Almost all other Western countries spend more on their hospitals than Denmark, shows a new report comparing the national healthcare system to other OECD member nations.
Denmark spends 10.9 percent of its GDP on health services, which ranks it as the seventh most expensive healthcare system according to official OECD figures, but the report found that without social services like home nursing, Denmark spends only 8.3 percent on medical care.
That percentage ranks Denmark number 19 among the 34 OECD member nations, said the author of the report, Jes Søgaard, who is a professor in health economics.
"For years we have had the wrong idea of the size of the Danish health expenses," Søgaard told Politiken newspaper.
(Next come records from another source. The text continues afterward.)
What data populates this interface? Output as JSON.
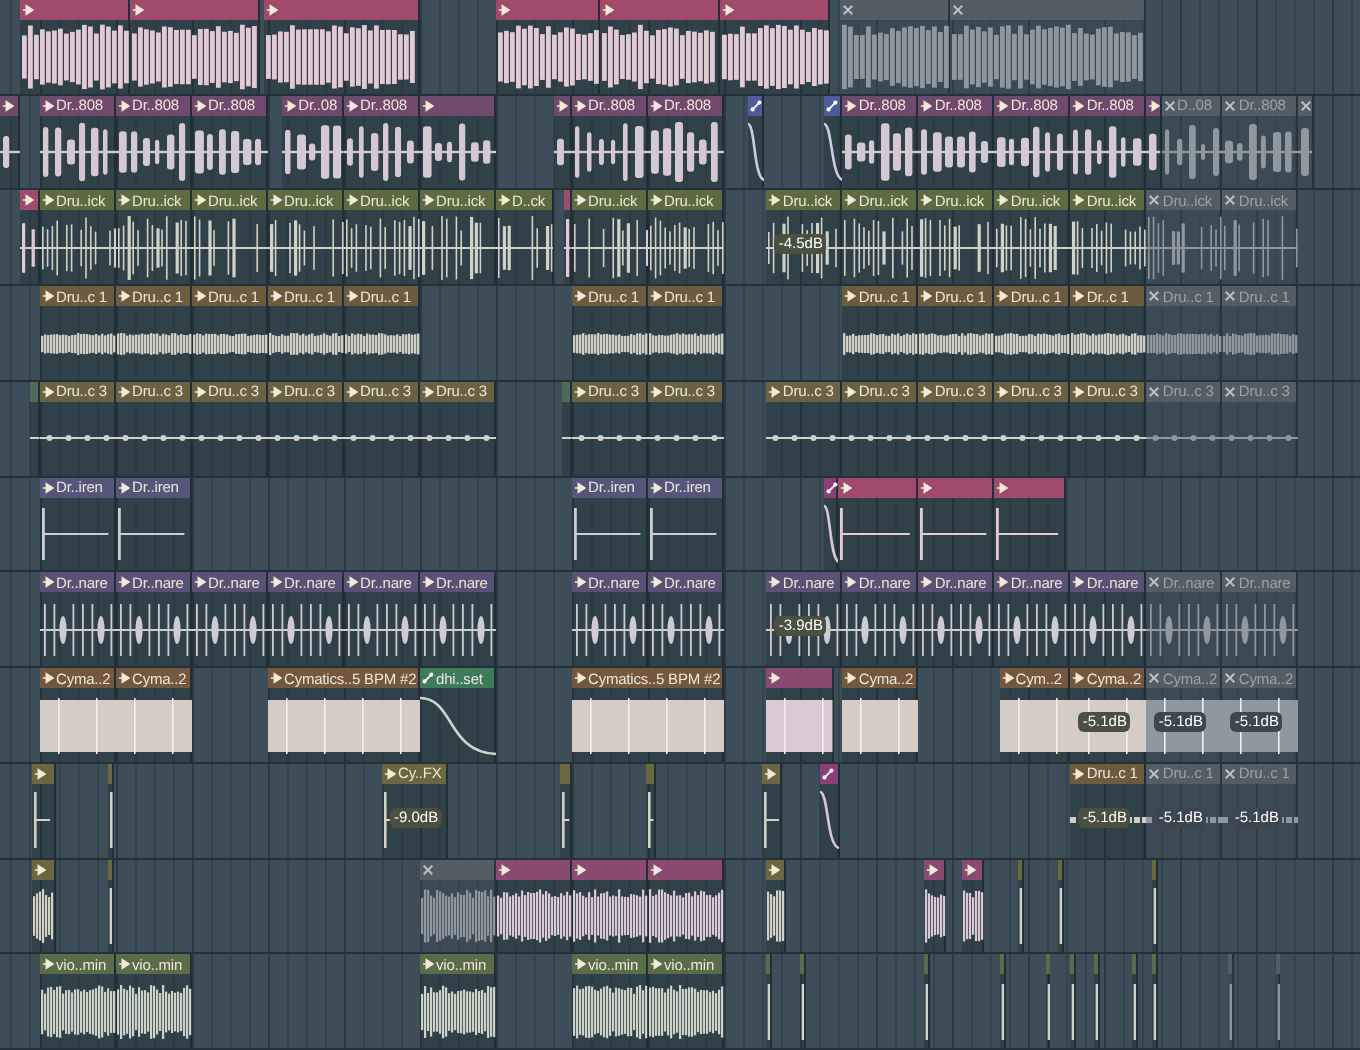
{
  "tracks": [
    {
      "color": "#a04a6c",
      "kind": "bursts",
      "clips": [
        {
          "kind": "audio",
          "muted": false
        },
        {
          "kind": "audio",
          "muted": false
        },
        {
          "kind": "audio",
          "muted": false
        },
        {
          "kind": "audio",
          "muted": false
        },
        {
          "kind": "audio",
          "muted": false
        },
        {
          "kind": "audio",
          "muted": false
        },
        {
          "kind": "audio",
          "muted": true
        },
        {
          "kind": "audio",
          "muted": true
        }
      ]
    },
    {
      "color": "#6f4a6c",
      "kind": "blocks",
      "clips": [
        {
          "kind": "audio",
          "muted": false
        },
        {
          "label": "Dr..808",
          "kind": "audio",
          "muted": false
        },
        {
          "label": "Dr..808",
          "kind": "audio",
          "muted": false
        },
        {
          "label": "Dr..808",
          "kind": "audio",
          "muted": false
        },
        {
          "label": "Dr..08",
          "kind": "audio",
          "muted": false
        },
        {
          "label": "Dr..808",
          "kind": "audio",
          "muted": false
        },
        {
          "kind": "audio",
          "muted": false
        },
        {
          "kind": "audio",
          "muted": false
        },
        {
          "label": "Dr..808",
          "kind": "audio",
          "muted": false
        },
        {
          "label": "Dr..808",
          "kind": "audio",
          "muted": false
        },
        {
          "kind": "automation",
          "muted": false,
          "color": "#4e5a9a"
        },
        {
          "kind": "automation",
          "muted": false,
          "color": "#4e5a9a"
        },
        {
          "label": "Dr..808",
          "kind": "audio",
          "muted": false
        },
        {
          "label": "Dr..808",
          "kind": "audio",
          "muted": false
        },
        {
          "label": "Dr..808",
          "kind": "audio",
          "muted": false
        },
        {
          "label": "Dr..808",
          "kind": "audio",
          "muted": false
        },
        {
          "kind": "audio",
          "muted": false
        },
        {
          "label": "D..08",
          "kind": "audio",
          "muted": true
        },
        {
          "label": "Dr..808",
          "kind": "audio",
          "muted": true
        },
        {
          "kind": "audio",
          "muted": true
        }
      ]
    },
    {
      "color": "#5e6a3f",
      "kind": "hits",
      "clips": [
        {
          "kind": "audio",
          "muted": false,
          "color": "#a04a6c"
        },
        {
          "label": "Dru..ick",
          "kind": "audio",
          "muted": false
        },
        {
          "label": "Dru..ick",
          "kind": "audio",
          "muted": false
        },
        {
          "label": "Dru..ick",
          "kind": "audio",
          "muted": false
        },
        {
          "label": "Dru..ick",
          "kind": "audio",
          "muted": false
        },
        {
          "label": "Dru..ick",
          "kind": "audio",
          "muted": false
        },
        {
          "label": "Dru..ick",
          "kind": "audio",
          "muted": false
        },
        {
          "label": "D..ck",
          "kind": "audio",
          "muted": false
        },
        {
          "kind": "audio",
          "muted": false,
          "color": "#a04a6c"
        },
        {
          "label": "Dru..ick",
          "kind": "audio",
          "muted": false
        },
        {
          "label": "Dru..ick",
          "kind": "audio",
          "muted": false
        },
        {
          "label": "Dru..ick",
          "kind": "audio",
          "muted": false,
          "gain": "-4.5dB"
        },
        {
          "label": "Dru..ick",
          "kind": "audio",
          "muted": false
        },
        {
          "label": "Dru..ick",
          "kind": "audio",
          "muted": false
        },
        {
          "label": "Dru..ick",
          "kind": "audio",
          "muted": false
        },
        {
          "label": "Dru..ick",
          "kind": "audio",
          "muted": false
        },
        {
          "label": "Dru..ick",
          "kind": "audio",
          "muted": true
        },
        {
          "label": "Dru..ick",
          "kind": "audio",
          "muted": true
        }
      ]
    },
    {
      "color": "#6d5b3e",
      "kind": "noise",
      "clips": [
        {
          "label": "Dru..c 1",
          "kind": "audio",
          "muted": false
        },
        {
          "label": "Dru..c 1",
          "kind": "audio",
          "muted": false
        },
        {
          "label": "Dru..c 1",
          "kind": "audio",
          "muted": false
        },
        {
          "label": "Dru..c 1",
          "kind": "audio",
          "muted": false
        },
        {
          "label": "Dru..c 1",
          "kind": "audio",
          "muted": false
        },
        {
          "label": "Dru..c 1",
          "kind": "audio",
          "muted": false
        },
        {
          "label": "Dru..c 1",
          "kind": "audio",
          "muted": false
        },
        {
          "label": "Dru..c 1",
          "kind": "audio",
          "muted": false
        },
        {
          "label": "Dru..c 1",
          "kind": "audio",
          "muted": false
        },
        {
          "label": "Dru..c 1",
          "kind": "audio",
          "muted": false
        },
        {
          "label": "Dr..c 1",
          "kind": "audio",
          "muted": false
        },
        {
          "label": "Dru..c 1",
          "kind": "audio",
          "muted": true
        },
        {
          "label": "Dru..c 1",
          "kind": "audio",
          "muted": true
        }
      ]
    },
    {
      "color": "#6a6243",
      "kind": "dotline",
      "clips": [
        {
          "kind": "audio",
          "muted": false,
          "color": "#4d6a5a"
        },
        {
          "label": "Dru..c 3",
          "kind": "audio",
          "muted": false
        },
        {
          "label": "Dru..c 3",
          "kind": "audio",
          "muted": false
        },
        {
          "label": "Dru..c 3",
          "kind": "audio",
          "muted": false
        },
        {
          "label": "Dru..c 3",
          "kind": "audio",
          "muted": false
        },
        {
          "label": "Dru..c 3",
          "kind": "audio",
          "muted": false
        },
        {
          "label": "Dru..c 3",
          "kind": "audio",
          "muted": false
        },
        {
          "kind": "audio",
          "muted": false,
          "color": "#4d6a5a"
        },
        {
          "label": "Dru..c 3",
          "kind": "audio",
          "muted": false
        },
        {
          "label": "Dru..c 3",
          "kind": "audio",
          "muted": false
        },
        {
          "label": "Dru..c 3",
          "kind": "audio",
          "muted": false
        },
        {
          "label": "Dru..c 3",
          "kind": "audio",
          "muted": false
        },
        {
          "label": "Dru..c 3",
          "kind": "audio",
          "muted": false
        },
        {
          "label": "Dru..c 3",
          "kind": "audio",
          "muted": false
        },
        {
          "label": "Dru..c 3",
          "kind": "audio",
          "muted": false
        },
        {
          "label": "Dru..c 3",
          "kind": "audio",
          "muted": true
        },
        {
          "label": "Dru..c 3",
          "kind": "audio",
          "muted": true
        }
      ]
    },
    {
      "color": "#56567a",
      "kind": "spike",
      "clips": [
        {
          "label": "Dr..iren",
          "kind": "audio",
          "muted": false
        },
        {
          "label": "Dr..iren",
          "kind": "audio",
          "muted": false
        },
        {
          "label": "Dr..iren",
          "kind": "audio",
          "muted": false
        },
        {
          "label": "Dr..iren",
          "kind": "audio",
          "muted": false
        },
        {
          "kind": "automation",
          "muted": false,
          "color": "#8a3f7a"
        },
        {
          "kind": "audio",
          "muted": false,
          "color": "#a04a6c"
        },
        {
          "kind": "audio",
          "muted": false,
          "color": "#a04a6c"
        },
        {
          "kind": "audio",
          "muted": false,
          "color": "#a04a6c"
        }
      ]
    },
    {
      "color": "#5a5174",
      "kind": "snare",
      "clips": [
        {
          "label": "Dr..nare",
          "kind": "audio",
          "muted": false
        },
        {
          "label": "Dr..nare",
          "kind": "audio",
          "muted": false
        },
        {
          "label": "Dr..nare",
          "kind": "audio",
          "muted": false
        },
        {
          "label": "Dr..nare",
          "kind": "audio",
          "muted": false
        },
        {
          "label": "Dr..nare",
          "kind": "audio",
          "muted": false
        },
        {
          "label": "Dr..nare",
          "kind": "audio",
          "muted": false
        },
        {
          "label": "Dr..nare",
          "kind": "audio",
          "muted": false
        },
        {
          "label": "Dr..nare",
          "kind": "audio",
          "muted": false
        },
        {
          "label": "Dr..nare",
          "kind": "audio",
          "muted": false,
          "gain": "-3.9dB"
        },
        {
          "label": "Dr..nare",
          "kind": "audio",
          "muted": false
        },
        {
          "label": "Dr..nare",
          "kind": "audio",
          "muted": false
        },
        {
          "label": "Dr..nare",
          "kind": "audio",
          "muted": false
        },
        {
          "label": "Dr..nare",
          "kind": "audio",
          "muted": false
        },
        {
          "label": "Dr..nare",
          "kind": "audio",
          "muted": true
        },
        {
          "label": "Dr..nare",
          "kind": "audio",
          "muted": true
        }
      ]
    },
    {
      "color": "#74573f",
      "kind": "pad",
      "clips": [
        {
          "label": "Cyma..2",
          "kind": "audio",
          "muted": false
        },
        {
          "label": "Cyma..2",
          "kind": "audio",
          "muted": false
        },
        {
          "label": "Cymatics..5 BPM #2",
          "kind": "audio",
          "muted": false
        },
        {
          "label": "dhi..set",
          "kind": "automation",
          "muted": false,
          "color": "#3f7a5a"
        },
        {
          "label": "Cymatics..5 BPM #2",
          "kind": "audio",
          "muted": false
        },
        {
          "kind": "audio",
          "muted": false,
          "color": "#8a4a70"
        },
        {
          "label": "Cyma..2",
          "kind": "audio",
          "muted": false
        },
        {
          "label": "Cym..2",
          "kind": "audio",
          "muted": false
        },
        {
          "label": "Cyma..2",
          "kind": "audio",
          "muted": false,
          "gain": "-5.1dB"
        },
        {
          "label": "Cyma..2",
          "kind": "audio",
          "muted": true,
          "gain": "-5.1dB"
        },
        {
          "label": "Cyma..2",
          "kind": "audio",
          "muted": true,
          "gain": "-5.1dB"
        }
      ]
    },
    {
      "color": "#6b6741",
      "kind": "tick",
      "clips": [
        {
          "kind": "audio",
          "muted": false
        },
        {
          "kind": "audio",
          "muted": false
        },
        {
          "label": "Cy..FX",
          "kind": "audio",
          "muted": false,
          "gain": "-9.0dB"
        },
        {
          "kind": "audio",
          "muted": false
        },
        {
          "kind": "audio",
          "muted": false
        },
        {
          "kind": "audio",
          "muted": false
        },
        {
          "kind": "automation",
          "muted": false,
          "color": "#8a3f7a"
        },
        {
          "label": "Dru..c 1",
          "kind": "audio",
          "muted": false,
          "color": "#6d5b3e",
          "gain": "-5.1dB"
        },
        {
          "label": "Dru..c 1",
          "kind": "audio",
          "muted": true,
          "gain": "-5.1dB"
        },
        {
          "label": "Dru..c 1",
          "kind": "audio",
          "muted": true,
          "gain": "-5.1dB"
        }
      ]
    },
    {
      "color": "#8a4a72",
      "kind": "dense",
      "clips": [
        {
          "kind": "audio",
          "muted": false,
          "color": "#6b6741"
        },
        {
          "kind": "audio",
          "muted": false,
          "color": "#6b6741"
        },
        {
          "kind": "audio",
          "muted": true
        },
        {
          "kind": "audio",
          "muted": false
        },
        {
          "kind": "audio",
          "muted": false
        },
        {
          "kind": "audio",
          "muted": false
        },
        {
          "kind": "audio",
          "muted": false,
          "color": "#6b6741"
        },
        {
          "kind": "audio",
          "muted": false
        },
        {
          "kind": "audio",
          "muted": false
        },
        {
          "kind": "audio",
          "muted": false,
          "color": "#6b6741"
        },
        {
          "kind": "audio",
          "muted": false,
          "color": "#6b6741"
        },
        {
          "kind": "audio",
          "muted": false,
          "color": "#6b6741"
        }
      ]
    },
    {
      "color": "#5a6b48",
      "kind": "dense",
      "clips": [
        {
          "label": "vio..min",
          "kind": "audio",
          "muted": false
        },
        {
          "label": "vio..min",
          "kind": "audio",
          "muted": false
        },
        {
          "label": "vio..min",
          "kind": "audio",
          "muted": false
        },
        {
          "label": "vio..min",
          "kind": "audio",
          "muted": false
        },
        {
          "label": "vio..min",
          "kind": "audio",
          "muted": false
        },
        {
          "kind": "audio",
          "muted": false
        },
        {
          "kind": "audio",
          "muted": false
        },
        {
          "kind": "audio",
          "muted": false
        },
        {
          "kind": "audio",
          "muted": false
        },
        {
          "kind": "audio",
          "muted": false
        },
        {
          "kind": "audio",
          "muted": false
        },
        {
          "kind": "audio",
          "muted": false
        },
        {
          "kind": "audio",
          "muted": false
        },
        {
          "kind": "audio",
          "muted": false
        },
        {
          "kind": "audio",
          "muted": true
        },
        {
          "kind": "audio",
          "muted": true
        }
      ]
    }
  ]
}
"We have made each other believe that we have one of the world's most expensive healthcare systems. But that isn't true."
Less expensive but more effective
Denmark spends 160 billion kroner each year on healthcare, but health minister Nick Hækkerup (S) said he is more concerned about where the money is being allocated than how much is being spent.
"No matter where that ranks us on any list, it's a lot of money," Hækkerup told Politiken.
"It's not a goal in itself to spend as much as we can. What's important is that we treat more patients because the healthcare system is becoming more effective."